"Words, words, words" -- Hamlet
Words matter. In the theatre they tell the plot, characters, conflict, and ideas; and from the pens of preeminent playwrights like William Shakespeare and George Bernard Shaw, the words they write come to full life through skilled actors.
In an astute programming stratagem, the Alabama Shakespeare Festival's Artistic Director Rick Dildine scheduled New York City's "Bedlam Theatre Company" to perform Shakespeare's Hamlet and Shaw's Saint Joan in repertory opposite Susan Ferrara's Buzz [closed last weekend, and reviewed earlier on this site] staged in the ASF Scene Shop and recounting the efforts of Mary Ann "Buzz" Goodbody to stage an unconventional Hamlet in the Royal Shakespeare Company's "The Other Place" (a tin shed used for experimental stripped-down versions of Shakespeare beginning in the 1970s).
"Bedlam" director Eric Tucker stages the two productions unconventionally, with the same four actors [Dria Brown, Mike Labbadia, Edmund Lewis, Andy Rindlisbach] playing about two-dozen characters in each play, using minimal set and props, and contemporary costumes, thereby allowing audiences to focus on the words that demonstrate the strengths of the texts.
During each show's two intermissions, as well as at the conclusions of Hamlet and Saint Joan, audience members engaged in animated conversations about their experiences with the productions. Overheard comments praising the energetic acting and the contemporary resonances of the plays' themes are clear indications that Montgomery audiences want to engage with more classical productions and their heightened language, emotional intensity, and persuasive arguments.
The productions are not without their challenges: each one runs a little over three-hours [though the time seems to go by quickly], lengthy expository information is not always clear, adjustments to the quick character changes may be confusing [sometimes an actor will play more than one character in a scene with a mere shift of posture or vocal inflection, or a minor costume modification], and the rapid-fire dialogue, occasionally delivered in stage darkness, is hard to follow at times.

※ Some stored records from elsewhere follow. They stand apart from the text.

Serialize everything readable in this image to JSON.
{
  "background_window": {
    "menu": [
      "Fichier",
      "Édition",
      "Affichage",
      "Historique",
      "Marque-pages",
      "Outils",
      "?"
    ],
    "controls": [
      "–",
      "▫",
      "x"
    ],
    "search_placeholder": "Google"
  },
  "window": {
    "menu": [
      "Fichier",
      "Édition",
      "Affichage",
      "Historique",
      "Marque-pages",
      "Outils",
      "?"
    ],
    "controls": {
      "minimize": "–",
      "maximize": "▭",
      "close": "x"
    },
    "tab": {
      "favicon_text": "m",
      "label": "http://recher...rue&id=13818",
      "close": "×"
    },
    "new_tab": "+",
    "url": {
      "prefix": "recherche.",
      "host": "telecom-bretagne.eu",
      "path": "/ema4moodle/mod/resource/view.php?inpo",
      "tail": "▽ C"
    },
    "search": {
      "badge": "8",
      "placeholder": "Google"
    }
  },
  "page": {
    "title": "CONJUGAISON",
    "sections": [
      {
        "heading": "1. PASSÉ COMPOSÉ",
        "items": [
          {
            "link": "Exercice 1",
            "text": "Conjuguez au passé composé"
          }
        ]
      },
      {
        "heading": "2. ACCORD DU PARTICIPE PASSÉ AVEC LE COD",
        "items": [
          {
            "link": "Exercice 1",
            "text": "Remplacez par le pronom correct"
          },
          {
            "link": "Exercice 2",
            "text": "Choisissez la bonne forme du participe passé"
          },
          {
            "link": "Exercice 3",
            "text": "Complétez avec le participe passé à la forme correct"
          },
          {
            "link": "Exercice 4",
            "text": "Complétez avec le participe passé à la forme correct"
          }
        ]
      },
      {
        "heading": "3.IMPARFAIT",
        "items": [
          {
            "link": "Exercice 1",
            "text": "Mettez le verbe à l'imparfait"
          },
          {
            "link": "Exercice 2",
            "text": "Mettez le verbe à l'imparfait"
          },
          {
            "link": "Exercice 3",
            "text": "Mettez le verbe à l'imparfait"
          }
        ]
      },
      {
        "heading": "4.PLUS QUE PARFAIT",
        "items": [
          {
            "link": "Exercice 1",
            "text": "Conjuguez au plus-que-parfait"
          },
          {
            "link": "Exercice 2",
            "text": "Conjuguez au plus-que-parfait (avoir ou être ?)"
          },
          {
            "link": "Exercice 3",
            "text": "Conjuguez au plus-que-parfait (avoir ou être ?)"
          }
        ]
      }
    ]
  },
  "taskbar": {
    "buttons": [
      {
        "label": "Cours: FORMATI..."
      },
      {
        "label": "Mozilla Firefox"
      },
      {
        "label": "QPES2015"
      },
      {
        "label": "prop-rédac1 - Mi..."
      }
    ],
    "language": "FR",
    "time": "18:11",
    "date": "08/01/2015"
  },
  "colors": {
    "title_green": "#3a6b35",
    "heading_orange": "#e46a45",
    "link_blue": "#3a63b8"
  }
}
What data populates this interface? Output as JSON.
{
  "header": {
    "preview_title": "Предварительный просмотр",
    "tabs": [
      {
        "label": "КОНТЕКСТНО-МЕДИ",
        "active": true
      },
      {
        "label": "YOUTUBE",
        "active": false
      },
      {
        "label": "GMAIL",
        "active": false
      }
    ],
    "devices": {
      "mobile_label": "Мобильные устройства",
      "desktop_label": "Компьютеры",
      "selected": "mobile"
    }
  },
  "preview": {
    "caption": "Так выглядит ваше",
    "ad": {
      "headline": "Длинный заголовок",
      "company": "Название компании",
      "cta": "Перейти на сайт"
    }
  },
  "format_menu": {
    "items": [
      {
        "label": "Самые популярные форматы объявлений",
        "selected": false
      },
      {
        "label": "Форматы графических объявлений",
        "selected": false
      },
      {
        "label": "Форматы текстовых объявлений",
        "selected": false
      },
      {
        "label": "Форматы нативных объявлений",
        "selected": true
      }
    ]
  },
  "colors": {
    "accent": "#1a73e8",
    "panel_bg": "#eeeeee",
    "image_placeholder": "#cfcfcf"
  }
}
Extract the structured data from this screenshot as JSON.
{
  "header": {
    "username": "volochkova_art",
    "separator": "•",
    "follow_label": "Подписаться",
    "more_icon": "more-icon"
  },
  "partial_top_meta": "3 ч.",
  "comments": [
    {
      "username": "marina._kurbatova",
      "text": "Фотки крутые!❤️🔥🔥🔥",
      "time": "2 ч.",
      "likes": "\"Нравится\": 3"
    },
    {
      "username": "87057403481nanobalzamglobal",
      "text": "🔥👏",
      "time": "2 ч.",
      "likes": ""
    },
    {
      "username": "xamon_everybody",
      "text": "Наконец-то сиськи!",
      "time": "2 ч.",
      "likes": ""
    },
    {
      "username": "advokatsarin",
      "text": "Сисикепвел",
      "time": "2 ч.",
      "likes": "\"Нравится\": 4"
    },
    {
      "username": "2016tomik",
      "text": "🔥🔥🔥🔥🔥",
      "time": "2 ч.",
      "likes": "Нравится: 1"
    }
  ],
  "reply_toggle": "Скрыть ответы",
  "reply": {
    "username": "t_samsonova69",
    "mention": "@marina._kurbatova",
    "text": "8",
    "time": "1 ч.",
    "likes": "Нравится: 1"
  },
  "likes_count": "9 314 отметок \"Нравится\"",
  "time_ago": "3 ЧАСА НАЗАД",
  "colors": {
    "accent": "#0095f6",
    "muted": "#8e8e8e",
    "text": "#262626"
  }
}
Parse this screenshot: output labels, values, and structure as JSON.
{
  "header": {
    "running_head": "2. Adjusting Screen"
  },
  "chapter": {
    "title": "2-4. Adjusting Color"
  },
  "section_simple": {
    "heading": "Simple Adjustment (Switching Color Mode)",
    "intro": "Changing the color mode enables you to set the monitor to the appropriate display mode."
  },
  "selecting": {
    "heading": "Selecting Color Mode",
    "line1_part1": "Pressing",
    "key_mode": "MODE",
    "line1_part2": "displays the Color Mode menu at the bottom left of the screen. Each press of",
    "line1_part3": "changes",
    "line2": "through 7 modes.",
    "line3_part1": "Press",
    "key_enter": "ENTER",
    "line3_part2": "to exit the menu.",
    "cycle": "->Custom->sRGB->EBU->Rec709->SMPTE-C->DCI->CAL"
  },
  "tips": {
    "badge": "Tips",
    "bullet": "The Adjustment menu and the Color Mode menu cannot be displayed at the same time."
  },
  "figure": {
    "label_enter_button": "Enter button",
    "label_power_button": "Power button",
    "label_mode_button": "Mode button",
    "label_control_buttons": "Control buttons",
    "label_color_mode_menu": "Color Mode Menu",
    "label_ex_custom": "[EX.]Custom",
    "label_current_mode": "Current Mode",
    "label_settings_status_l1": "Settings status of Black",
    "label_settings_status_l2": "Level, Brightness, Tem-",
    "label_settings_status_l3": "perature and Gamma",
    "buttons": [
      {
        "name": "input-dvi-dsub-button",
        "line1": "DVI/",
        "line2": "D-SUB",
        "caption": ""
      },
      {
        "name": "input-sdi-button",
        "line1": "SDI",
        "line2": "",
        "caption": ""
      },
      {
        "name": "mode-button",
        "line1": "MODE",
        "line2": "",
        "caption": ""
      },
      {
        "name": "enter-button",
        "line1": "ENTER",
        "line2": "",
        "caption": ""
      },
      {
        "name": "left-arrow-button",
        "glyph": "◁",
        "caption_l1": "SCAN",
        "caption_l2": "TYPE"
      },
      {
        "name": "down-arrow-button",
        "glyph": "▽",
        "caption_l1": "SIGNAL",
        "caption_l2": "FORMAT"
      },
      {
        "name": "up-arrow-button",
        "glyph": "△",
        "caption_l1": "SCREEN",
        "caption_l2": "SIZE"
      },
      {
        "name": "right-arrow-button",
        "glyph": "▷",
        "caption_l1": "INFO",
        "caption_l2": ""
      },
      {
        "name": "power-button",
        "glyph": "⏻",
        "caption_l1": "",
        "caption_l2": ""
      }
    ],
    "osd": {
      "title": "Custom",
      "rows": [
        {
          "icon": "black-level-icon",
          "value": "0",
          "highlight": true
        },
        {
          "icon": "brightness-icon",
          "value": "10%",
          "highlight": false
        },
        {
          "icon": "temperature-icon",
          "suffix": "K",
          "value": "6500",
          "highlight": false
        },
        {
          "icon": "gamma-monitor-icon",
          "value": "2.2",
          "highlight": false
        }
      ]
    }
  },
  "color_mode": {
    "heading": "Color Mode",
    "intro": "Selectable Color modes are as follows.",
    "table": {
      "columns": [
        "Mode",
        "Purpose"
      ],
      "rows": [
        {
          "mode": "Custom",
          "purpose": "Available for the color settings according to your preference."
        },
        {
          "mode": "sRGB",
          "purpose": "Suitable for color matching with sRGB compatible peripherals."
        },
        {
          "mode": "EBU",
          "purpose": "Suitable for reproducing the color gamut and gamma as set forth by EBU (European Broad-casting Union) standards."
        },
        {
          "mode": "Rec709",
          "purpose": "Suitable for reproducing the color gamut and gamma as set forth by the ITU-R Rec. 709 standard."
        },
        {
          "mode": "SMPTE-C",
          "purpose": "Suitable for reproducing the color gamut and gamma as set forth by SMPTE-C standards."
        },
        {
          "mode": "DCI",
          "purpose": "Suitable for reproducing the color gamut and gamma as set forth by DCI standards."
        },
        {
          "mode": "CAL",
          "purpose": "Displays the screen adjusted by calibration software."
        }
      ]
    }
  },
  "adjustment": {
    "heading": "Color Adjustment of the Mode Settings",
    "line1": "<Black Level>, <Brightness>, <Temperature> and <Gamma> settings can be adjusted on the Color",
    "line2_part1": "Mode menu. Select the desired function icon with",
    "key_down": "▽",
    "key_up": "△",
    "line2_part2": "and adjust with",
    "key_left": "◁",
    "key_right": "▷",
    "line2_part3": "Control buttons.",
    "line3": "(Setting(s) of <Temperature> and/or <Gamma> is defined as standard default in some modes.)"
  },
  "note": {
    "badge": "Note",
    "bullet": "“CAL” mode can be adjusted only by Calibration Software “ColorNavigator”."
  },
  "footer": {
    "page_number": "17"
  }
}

Hamlet is likely the more familiar play to local audiences, though there is a bit of a struggle to understand important expository words by playing the first act in darkness or low lighting; the ghost sequences use flashlights to good effect, though. Yet the suggestion of Hamlet's [Mr. Rindlisbach] "feigned madness", so important to the plot, gets lost in stage business. -- Mr. Tucker breaks much of the play's stress with comic elements that are inherent in Shakespeare's script; and while there is a lot of emotional content in it and in the performances, this production comes off more as an intellectual exercise.
Saint Joan succeeds better. With a powerhouse performance by Ms. Brown at the center of the story of Joan's trajectory from farm girl to soldier to conquerer to martyr, Shaw's arguments on opposite sides -- church/state, nationalism of France/England, variant philosophies -- are articulated in words with such sensible assurance that the speaker is correct, that audiences find themselves agreeing at times with each side. The language is precise and persuasive. And that is its strength, especially as we can see the correspondence to our own social and political issues of nationalism, separation of Church and State, political nearsightedness...and perhaps learn from the past.